By Brian D’Arcy, CP
From the book: A little bit of healing
If we are to heal our wounded church, prayer will be at the heart of it. Sadly we rarely hear any talk of prayer now in churches. Prayer does not come easily to me, but what is becoming increasingly real is a spirit of gratefulness. I’m not the only one.
There’s an elderly Benedictine monk who lives in America called David Steinel-Rast who says that the beginning of all prayer is gratefulness. ‘The starting point for grateful living is the under-standing that everything is given to us for free, as a gift, starting with life itself. So if we approach our lives that way, feeling like we are open for the surprise of what comes next, then we remain hopeful we can improve our lives’, he says.
Gratefulness begins with being open to surprises. You may not even feel that you can be grateful, or you may feel that you are in-adequately grateful. Just stop and be surprised. Everybody can do that.
‘Before you open your eyes in the morning you can stop and be surprised that you have eyes to open, because there are more than 40 million people in the world who do not have eyes or cannot see with them. You can go through your day and, moment by moment, be surprised about anything and everything,’ he says.
‘This is the beginning of being grateful because the next consideration is “How come I have this? How come this is given to me?” Once you become conscious that something’s given to you and you didn’t earn it, buy it or achieve it, then you recognise you have to be grateful for it. When you realise that everything is given to you, then you are already on the road to giving thanks.’

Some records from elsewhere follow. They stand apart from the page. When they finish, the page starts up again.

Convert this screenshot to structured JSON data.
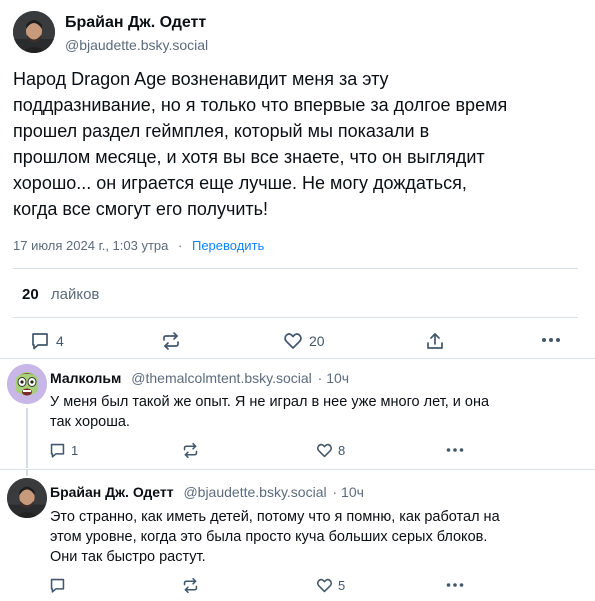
{
  "post": {
    "author_name": "Брайан Дж. Одетт",
    "author_handle": "@bjaudette.bsky.social",
    "text_lines": [
      "Народ Dragon Age возненавидит меня за эту",
      "поддразнивание, но я только что впервые за долгое время",
      "прошел раздел геймплея, который мы показали в",
      "прошлом месяце, и хотя вы все знаете, что он выглядит",
      "хорошо... он играется еще лучше. Не могу дождаться,",
      "когда все смогут его получить!"
    ],
    "timestamp": "17 июля 2024 г., 1:03 утра",
    "separator": "·",
    "translate_label": "Переводить",
    "likes_count": "20",
    "likes_label": "лайков",
    "actions": {
      "reply_icon": "reply-icon",
      "reply_count": "4",
      "repost_icon": "repost-icon",
      "like_icon": "heart-icon",
      "like_count": "20",
      "share_icon": "share-icon",
      "more_icon": "more-icon"
    }
  },
  "replies": [
    {
      "author_name": "Малкольм",
      "author_handle": "@themalcolmtent.bsky.social",
      "age": "· 10ч",
      "text_lines": [
        "У меня был такой же опыт. Я не играл в нее уже много лет, и она",
        "так хороша."
      ],
      "reply_count": "1",
      "like_count": "8"
    },
    {
      "author_name": "Брайан Дж. Одетт",
      "author_handle": "@bjaudette.bsky.social",
      "age": "· 10ч",
      "text_lines": [
        "Это странно, как иметь детей, потому что я помню, как работал на",
        "этом уровне, когда это была просто куча больших серых блоков.",
        "Они так быстро растут."
      ],
      "reply_count": "",
      "like_count": "5"
    }
  ],
  "colors": {
    "accent": "#1083fe",
    "muted": "#5b6b7d",
    "divider": "#d9e0e8"
  }
}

He suggests we should have an image of a small vessel filling up. If we keep the vessel small, it will always be overflowing. That means we will have enough and not want more. The problem with the modern world, he contends, is that we want more and more and are never satisfied. The little vessel becomes a huge tank which can never be filled. It means that we are never really grateful.

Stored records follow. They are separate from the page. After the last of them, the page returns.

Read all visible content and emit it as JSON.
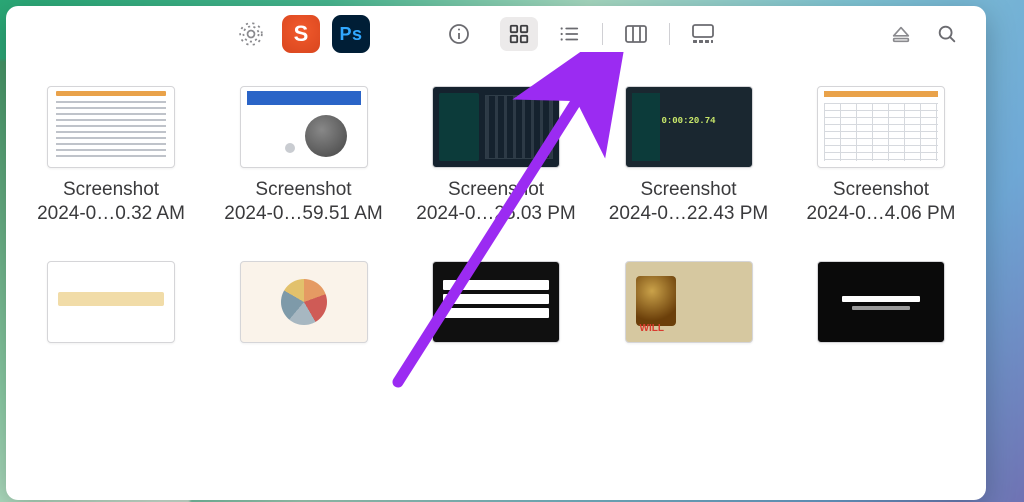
{
  "toolbar": {
    "apps": [
      {
        "name": "airdrop",
        "icon": "airdrop"
      },
      {
        "name": "app-s",
        "label": "S"
      },
      {
        "name": "photoshop",
        "label": "Ps"
      }
    ],
    "view_active": "icon"
  },
  "files": [
    {
      "id": "f1",
      "thumb": "doc",
      "name_line1": "Screenshot",
      "name_line2": "2024-0…0.32 AM"
    },
    {
      "id": "f2",
      "thumb": "product",
      "name_line1": "Screenshot",
      "name_line2": "2024-0…59.51 AM"
    },
    {
      "id": "f3",
      "thumb": "darkui",
      "name_line1": "Screenshot",
      "name_line2": "2024-0…25.03 PM"
    },
    {
      "id": "f4",
      "thumb": "timer",
      "name_line1": "Screenshot",
      "name_line2": "2024-0…22.43 PM"
    },
    {
      "id": "f5",
      "thumb": "sheet",
      "name_line1": "Screenshot",
      "name_line2": "2024-0…4.06 PM"
    },
    {
      "id": "f6",
      "thumb": "summary",
      "name_line1": "",
      "name_line2": ""
    },
    {
      "id": "f7",
      "thumb": "pie",
      "name_line1": "",
      "name_line2": ""
    },
    {
      "id": "f8",
      "thumb": "wealth",
      "name_line1": "",
      "name_line2": ""
    },
    {
      "id": "f9",
      "thumb": "will",
      "name_line1": "",
      "name_line2": ""
    },
    {
      "id": "f10",
      "thumb": "darkvid",
      "name_line1": "",
      "name_line2": ""
    }
  ],
  "annotation": {
    "color": "#9b2bf2",
    "target": "list-view-button"
  }
}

‘The affluent society makes the vessel bigger and bigger and that is why we find that the poor people everywhere are much more grateful than the rich, who expect to have everything.’
He says the secret is to make our vessels smaller. ‘We can do that by living frugally and by continually asking what we really need and by distinguishing our needs from our wants … It is very important to do this because, in the world in which we live, we cannot just go on taking more than our own share.’
There is no secret to a contented way of life. Start by being grateful. Make your mind up to live gratefully. Very soon it will become more than a feeling – it will become an attitude towards life. The moment you have an attitude of gratefulness, you will be happy.
The monk is absolutely right. If you want to find more about his way of life look up www.gratefulness.org.
We should be grateful to the Lord our God, for putting us to the test, as he did our forefathers. Recall how he dealt with Abraham, and how he tried Isaac, and all that happened to Jacob in Syrian Mesopotamia while he was tending the flocks of Laban, his mother’s brother. Not for vengeance did the Lord put them in the crucible to try their hearts, nor has he done so with us. It is by way of admonition that he chastises those who are close to him. Judith 8:25-27